New meeting strategies emerging amid ‘new normal’
Hybrid meetings combining technology and live gatherings may grow in use
The global coronavirus pandemic has thrust us all into a new and unfamiliar reality, and it has led many of us to re-examine and adapt how we communicate with customers, students, patients and loved ones. Platforms like Zoom, GoToMeeting and Adobe Connect have increasingly become a solution to many who have had to quickly solve the communication divides caused by our unexpected social separations.
These platforms have proven to be effective tools, allowing us to connect with our families, friends and co-workers, and they have provided us with a valuable connections in these times of social isolation.
If there is an optimistic note that can be extracted from the disruptions and changes caused by the COVID-19 pandemic, it may be the understanding that there is value in these new ways of communicating with each other that we otherwise may not have imagined or adopted so rapidly.
As we all emerge from our isolation, businesses should take note of the communication shift that has occurred in our lives and consider how best to integrate these remote communications technologies into their communications toolkit. By using these increasingly familiar software solutions, businesses can easily and effectively reach their internal and external audiences, with the same ease as we have reached out to family and friends.
During these times of remote communication, however, another view has emerged, as many have realized that technology alone does fully meet all our communication needs. I know teachers who have learned this as they seek to engage students without the direct contact and immediate feedback that the classroom provides. I have also learned from social workers and counselors about their everyday difficulties of connecting meaningfully to those who need them the most.
Businesses too are learning these lessons as they embrace web-based presentation platforms.
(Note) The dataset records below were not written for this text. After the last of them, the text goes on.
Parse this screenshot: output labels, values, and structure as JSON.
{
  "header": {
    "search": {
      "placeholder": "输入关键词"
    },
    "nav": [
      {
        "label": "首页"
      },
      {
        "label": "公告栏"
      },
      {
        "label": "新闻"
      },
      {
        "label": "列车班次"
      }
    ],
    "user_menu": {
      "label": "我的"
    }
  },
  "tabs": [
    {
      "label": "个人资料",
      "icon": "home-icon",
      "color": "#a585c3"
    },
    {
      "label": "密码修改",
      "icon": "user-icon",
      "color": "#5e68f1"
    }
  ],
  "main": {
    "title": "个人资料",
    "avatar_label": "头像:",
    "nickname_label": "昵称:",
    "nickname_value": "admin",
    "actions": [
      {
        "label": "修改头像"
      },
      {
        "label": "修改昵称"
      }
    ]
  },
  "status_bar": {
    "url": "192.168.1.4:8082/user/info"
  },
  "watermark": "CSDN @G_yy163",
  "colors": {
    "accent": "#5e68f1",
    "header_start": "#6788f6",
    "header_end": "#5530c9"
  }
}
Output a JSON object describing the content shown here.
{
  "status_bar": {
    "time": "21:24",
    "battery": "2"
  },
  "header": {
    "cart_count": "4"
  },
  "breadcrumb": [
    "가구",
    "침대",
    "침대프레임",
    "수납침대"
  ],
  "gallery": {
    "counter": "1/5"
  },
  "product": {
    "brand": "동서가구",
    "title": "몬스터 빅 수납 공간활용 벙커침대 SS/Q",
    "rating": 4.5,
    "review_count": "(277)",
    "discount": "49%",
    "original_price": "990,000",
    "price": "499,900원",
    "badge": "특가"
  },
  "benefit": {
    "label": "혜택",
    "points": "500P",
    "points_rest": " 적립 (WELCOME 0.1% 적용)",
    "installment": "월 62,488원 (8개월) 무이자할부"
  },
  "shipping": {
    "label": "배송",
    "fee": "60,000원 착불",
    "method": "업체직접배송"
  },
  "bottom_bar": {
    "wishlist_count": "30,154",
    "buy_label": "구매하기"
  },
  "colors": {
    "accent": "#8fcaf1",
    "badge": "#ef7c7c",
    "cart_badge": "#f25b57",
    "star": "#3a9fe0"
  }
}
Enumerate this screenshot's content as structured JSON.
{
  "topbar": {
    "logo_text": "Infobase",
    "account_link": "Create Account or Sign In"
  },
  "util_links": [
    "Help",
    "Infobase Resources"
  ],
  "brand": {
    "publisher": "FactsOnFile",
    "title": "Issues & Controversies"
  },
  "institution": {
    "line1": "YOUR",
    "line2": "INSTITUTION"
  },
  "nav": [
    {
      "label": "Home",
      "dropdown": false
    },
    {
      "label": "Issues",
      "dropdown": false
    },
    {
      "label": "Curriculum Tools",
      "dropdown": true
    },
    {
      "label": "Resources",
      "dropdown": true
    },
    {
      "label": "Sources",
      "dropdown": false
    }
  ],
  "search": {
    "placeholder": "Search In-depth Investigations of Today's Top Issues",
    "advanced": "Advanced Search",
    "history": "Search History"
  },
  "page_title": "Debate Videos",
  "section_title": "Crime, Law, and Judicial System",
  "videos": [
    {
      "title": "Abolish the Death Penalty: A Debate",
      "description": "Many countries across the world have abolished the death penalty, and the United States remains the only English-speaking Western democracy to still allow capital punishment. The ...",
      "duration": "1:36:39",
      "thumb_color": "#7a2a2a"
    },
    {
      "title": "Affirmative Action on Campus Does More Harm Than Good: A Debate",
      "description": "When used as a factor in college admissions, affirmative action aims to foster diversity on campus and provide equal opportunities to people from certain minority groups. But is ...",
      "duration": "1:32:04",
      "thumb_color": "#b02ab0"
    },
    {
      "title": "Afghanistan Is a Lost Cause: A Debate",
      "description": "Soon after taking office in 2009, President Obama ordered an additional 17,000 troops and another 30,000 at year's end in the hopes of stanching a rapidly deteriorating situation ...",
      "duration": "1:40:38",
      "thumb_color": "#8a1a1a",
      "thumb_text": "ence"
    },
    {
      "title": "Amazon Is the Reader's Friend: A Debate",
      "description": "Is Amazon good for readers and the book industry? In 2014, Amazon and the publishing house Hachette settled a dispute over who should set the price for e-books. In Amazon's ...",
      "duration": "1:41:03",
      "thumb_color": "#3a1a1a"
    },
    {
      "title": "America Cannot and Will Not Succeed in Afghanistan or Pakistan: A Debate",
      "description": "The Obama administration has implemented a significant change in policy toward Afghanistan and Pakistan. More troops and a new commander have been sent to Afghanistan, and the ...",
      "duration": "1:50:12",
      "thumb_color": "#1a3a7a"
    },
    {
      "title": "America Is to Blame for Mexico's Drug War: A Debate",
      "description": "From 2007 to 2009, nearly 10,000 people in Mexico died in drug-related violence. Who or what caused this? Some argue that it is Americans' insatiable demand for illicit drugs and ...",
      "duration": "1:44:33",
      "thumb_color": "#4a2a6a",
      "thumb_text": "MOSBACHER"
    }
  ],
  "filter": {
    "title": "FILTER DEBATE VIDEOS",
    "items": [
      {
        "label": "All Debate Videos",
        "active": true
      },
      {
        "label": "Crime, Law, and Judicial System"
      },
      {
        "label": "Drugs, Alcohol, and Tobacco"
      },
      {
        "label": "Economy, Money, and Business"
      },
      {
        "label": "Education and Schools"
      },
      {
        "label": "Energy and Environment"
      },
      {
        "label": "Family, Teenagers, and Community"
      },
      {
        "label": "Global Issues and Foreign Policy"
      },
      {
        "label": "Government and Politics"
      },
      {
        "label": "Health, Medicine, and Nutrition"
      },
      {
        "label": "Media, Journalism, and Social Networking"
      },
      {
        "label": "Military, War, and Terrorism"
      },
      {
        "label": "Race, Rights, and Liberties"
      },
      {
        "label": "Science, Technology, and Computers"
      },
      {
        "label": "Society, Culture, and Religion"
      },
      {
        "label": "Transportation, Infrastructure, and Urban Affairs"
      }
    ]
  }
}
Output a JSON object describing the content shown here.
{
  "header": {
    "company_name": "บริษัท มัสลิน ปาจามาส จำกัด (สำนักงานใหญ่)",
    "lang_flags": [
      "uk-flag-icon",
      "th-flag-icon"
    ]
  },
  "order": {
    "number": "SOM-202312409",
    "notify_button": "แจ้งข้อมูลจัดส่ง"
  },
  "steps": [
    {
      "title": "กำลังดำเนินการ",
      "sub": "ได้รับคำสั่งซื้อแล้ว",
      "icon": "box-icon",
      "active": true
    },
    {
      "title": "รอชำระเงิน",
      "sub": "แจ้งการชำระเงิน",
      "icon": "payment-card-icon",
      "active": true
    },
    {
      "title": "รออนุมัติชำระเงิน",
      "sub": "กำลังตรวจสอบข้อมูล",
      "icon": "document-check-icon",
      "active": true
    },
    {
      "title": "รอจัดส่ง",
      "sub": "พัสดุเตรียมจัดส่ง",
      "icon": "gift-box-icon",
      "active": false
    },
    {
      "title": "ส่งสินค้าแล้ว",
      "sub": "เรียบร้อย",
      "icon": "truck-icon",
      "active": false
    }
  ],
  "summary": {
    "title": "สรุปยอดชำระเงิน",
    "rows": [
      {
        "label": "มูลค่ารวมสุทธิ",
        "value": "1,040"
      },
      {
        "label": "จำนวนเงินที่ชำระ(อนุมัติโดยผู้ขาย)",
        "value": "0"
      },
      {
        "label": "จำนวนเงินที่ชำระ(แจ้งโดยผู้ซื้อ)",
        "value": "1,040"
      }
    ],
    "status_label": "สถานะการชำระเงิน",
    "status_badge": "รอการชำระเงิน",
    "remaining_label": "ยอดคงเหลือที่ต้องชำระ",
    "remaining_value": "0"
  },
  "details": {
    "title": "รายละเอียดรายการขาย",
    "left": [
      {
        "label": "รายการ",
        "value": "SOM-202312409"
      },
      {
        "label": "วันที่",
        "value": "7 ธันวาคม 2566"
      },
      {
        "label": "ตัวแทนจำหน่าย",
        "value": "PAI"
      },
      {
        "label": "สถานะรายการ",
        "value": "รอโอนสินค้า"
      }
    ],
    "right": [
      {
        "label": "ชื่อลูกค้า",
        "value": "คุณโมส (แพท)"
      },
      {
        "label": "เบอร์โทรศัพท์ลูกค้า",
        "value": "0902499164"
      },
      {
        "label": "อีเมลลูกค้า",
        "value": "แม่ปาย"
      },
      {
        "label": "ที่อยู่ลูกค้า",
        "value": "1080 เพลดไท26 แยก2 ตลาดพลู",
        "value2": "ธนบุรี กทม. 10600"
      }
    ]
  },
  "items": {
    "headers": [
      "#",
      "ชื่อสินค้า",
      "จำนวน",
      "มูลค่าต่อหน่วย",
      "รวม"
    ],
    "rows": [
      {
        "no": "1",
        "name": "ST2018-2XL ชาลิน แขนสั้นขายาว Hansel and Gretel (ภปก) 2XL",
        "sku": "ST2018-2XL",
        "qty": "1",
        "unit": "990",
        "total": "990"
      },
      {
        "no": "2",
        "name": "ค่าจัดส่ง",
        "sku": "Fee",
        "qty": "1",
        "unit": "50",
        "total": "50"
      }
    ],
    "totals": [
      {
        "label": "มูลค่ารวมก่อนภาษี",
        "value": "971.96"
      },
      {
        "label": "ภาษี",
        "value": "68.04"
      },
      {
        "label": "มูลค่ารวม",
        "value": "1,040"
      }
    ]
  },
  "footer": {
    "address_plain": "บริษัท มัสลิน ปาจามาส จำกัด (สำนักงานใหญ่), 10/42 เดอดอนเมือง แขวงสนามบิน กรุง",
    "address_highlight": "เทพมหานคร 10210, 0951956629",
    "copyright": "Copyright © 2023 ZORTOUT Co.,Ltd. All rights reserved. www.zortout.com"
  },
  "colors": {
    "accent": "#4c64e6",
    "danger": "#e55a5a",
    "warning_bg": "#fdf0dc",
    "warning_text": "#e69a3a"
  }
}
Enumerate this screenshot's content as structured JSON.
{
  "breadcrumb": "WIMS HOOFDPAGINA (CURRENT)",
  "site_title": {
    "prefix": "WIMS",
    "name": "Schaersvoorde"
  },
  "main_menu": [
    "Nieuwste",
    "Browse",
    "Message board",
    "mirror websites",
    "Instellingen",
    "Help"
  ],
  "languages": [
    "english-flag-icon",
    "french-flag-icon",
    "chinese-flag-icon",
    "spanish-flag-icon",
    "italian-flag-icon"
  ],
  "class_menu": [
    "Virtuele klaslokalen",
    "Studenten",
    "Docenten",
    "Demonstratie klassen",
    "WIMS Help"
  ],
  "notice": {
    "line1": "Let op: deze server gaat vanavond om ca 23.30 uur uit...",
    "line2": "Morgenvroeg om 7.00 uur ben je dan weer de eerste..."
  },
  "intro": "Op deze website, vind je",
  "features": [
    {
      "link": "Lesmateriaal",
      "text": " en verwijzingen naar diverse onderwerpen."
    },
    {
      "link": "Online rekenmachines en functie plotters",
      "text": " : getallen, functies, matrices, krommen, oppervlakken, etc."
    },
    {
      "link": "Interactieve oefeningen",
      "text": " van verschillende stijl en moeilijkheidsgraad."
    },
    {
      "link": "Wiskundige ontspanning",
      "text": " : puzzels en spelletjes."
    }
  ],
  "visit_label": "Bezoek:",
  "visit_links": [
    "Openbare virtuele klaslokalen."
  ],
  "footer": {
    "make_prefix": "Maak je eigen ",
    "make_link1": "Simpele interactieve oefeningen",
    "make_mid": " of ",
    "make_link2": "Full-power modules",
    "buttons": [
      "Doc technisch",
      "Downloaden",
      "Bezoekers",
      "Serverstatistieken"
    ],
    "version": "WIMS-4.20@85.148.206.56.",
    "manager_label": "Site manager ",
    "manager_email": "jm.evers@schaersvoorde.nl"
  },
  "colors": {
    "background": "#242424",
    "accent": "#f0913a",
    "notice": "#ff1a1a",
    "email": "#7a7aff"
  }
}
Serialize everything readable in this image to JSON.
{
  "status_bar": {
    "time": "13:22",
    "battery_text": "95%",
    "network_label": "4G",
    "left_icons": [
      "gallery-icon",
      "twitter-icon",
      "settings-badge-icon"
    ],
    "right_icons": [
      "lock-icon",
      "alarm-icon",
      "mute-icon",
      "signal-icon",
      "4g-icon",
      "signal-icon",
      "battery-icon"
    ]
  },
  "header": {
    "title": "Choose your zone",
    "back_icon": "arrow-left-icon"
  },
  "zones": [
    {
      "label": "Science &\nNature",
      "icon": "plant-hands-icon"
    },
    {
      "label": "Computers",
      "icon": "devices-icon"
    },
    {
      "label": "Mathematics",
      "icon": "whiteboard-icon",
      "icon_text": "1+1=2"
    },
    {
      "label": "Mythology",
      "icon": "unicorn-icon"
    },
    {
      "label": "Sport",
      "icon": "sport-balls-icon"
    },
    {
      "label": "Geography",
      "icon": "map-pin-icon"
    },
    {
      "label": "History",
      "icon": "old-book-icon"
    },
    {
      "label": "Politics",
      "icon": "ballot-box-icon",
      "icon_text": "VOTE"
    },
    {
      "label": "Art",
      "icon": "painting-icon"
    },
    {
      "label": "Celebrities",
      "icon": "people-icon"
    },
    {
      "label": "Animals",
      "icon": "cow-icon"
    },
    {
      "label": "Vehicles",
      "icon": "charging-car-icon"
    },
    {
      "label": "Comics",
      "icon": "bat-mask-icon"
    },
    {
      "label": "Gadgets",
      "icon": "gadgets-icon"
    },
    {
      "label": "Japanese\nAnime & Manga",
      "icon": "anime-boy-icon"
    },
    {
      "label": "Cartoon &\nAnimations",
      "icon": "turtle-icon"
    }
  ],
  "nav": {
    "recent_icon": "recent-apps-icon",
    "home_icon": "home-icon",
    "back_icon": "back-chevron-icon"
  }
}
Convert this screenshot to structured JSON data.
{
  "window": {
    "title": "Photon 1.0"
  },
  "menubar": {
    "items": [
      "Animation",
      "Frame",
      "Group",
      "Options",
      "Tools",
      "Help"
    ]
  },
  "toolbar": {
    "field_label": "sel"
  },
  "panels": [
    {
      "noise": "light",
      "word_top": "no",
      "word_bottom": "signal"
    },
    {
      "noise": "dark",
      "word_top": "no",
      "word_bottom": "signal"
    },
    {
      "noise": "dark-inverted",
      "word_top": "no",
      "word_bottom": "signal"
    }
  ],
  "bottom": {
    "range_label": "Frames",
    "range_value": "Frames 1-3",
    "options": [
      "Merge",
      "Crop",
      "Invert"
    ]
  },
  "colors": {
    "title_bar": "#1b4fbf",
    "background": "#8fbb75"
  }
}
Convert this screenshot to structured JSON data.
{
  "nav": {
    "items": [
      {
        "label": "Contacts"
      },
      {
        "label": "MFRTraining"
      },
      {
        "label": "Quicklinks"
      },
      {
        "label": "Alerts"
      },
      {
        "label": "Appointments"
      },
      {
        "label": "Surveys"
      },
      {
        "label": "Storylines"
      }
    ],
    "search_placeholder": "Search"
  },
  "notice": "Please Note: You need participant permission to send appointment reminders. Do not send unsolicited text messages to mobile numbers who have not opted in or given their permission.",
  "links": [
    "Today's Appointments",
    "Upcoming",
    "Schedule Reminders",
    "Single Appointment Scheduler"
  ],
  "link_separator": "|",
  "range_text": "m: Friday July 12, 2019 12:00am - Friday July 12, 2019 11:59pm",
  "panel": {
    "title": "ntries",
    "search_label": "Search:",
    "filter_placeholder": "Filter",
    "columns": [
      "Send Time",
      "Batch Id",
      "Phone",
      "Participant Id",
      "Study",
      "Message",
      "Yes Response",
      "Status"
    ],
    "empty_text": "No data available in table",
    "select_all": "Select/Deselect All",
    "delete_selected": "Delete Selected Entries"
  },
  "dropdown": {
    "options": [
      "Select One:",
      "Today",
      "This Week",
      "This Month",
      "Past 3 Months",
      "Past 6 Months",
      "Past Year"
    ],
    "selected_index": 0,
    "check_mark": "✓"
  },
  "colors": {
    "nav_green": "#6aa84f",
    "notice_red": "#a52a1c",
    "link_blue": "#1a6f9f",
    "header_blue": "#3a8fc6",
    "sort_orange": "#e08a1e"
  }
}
They are realizing that these remote interactions alone are rarely as effective as in-person communication.
There are certain interactions that happen best among groups of participants sharing the same space –brainstorming, relationship-building and immediate feedback are examples of some of the activities that are difficult to replicate via remote technologies.
Finding new ways to replicate the success of the interactions that occur in meeting rooms, hotel ballrooms, hallways and classrooms will be a challenge as businesses transition into the “new normal” that will exist when we are past this time of forced isolation.
One solution that will likely emerge in this new environment is the hybrid meeting, which takes the best elements that a live gathering offers and combines it with distant presenters.
This seamless integration of web-based communication platforms into a traditional live event provides the opportunity to showcase the best of what these two systems offer — the human interactions and feedback that are essential to a successful live event combined with the flexibility and variety that distant voices and unique perspectives can bring.
This hybrid approach has been utilized quite successfully for decades in broadcast television and for nearly as long in corporate settings. It has always held value for business by delivering tangible benefits, such as reducing travel costs, providing flexibility in scheduling and easily connecting remote locations, such as subsidiaries, and satellite offices.
The integration of these two distinct methods of communicating into traditional broadcasts and webcasts has also been the mainstay of meeting planners, corporate producers and webcast providers for quite some time, but in the past, cost was sometimes a barrier to entry.
As point-to-point communications technologies have advanced, we have seen their acceptance move from the conference room to our home offices, to our kitchen tables. In the current environment especially, it is clear that these tools have become part of everyone’s daily life, which makes them easier to integrate into your business meeting strategy.
Technology has also advanced to provide another important link that makes the hybrid meeting possible: The integration of live “real-time” question and answers into presentations so that both the remote presenter and the audience, are active participants in the dialogue that often accompanies a presentation.
The concept of a hybrid meeting should no longer be considered out of reach for your businesses. Because there is such wide acceptance of web-based platforms, now is the time to explore the integration of these two important web technologies into your corporate meetings. In fact, integrating these technologies into your communication strategy may be a necessity in a world where the “new normal” may include changes to our professional lives, such as new social distancing measures and corporate travel restrictions.
Qualified communication partners and webcast technicians can assist you in managing the seamless integration of remote presentations into your live meetings. I cannot think of a more compelling time in our history to consider making changes to your communication strategy.
Eric Frank is president of Edify Multimedia Group, a Nashua-based video and webcasting company.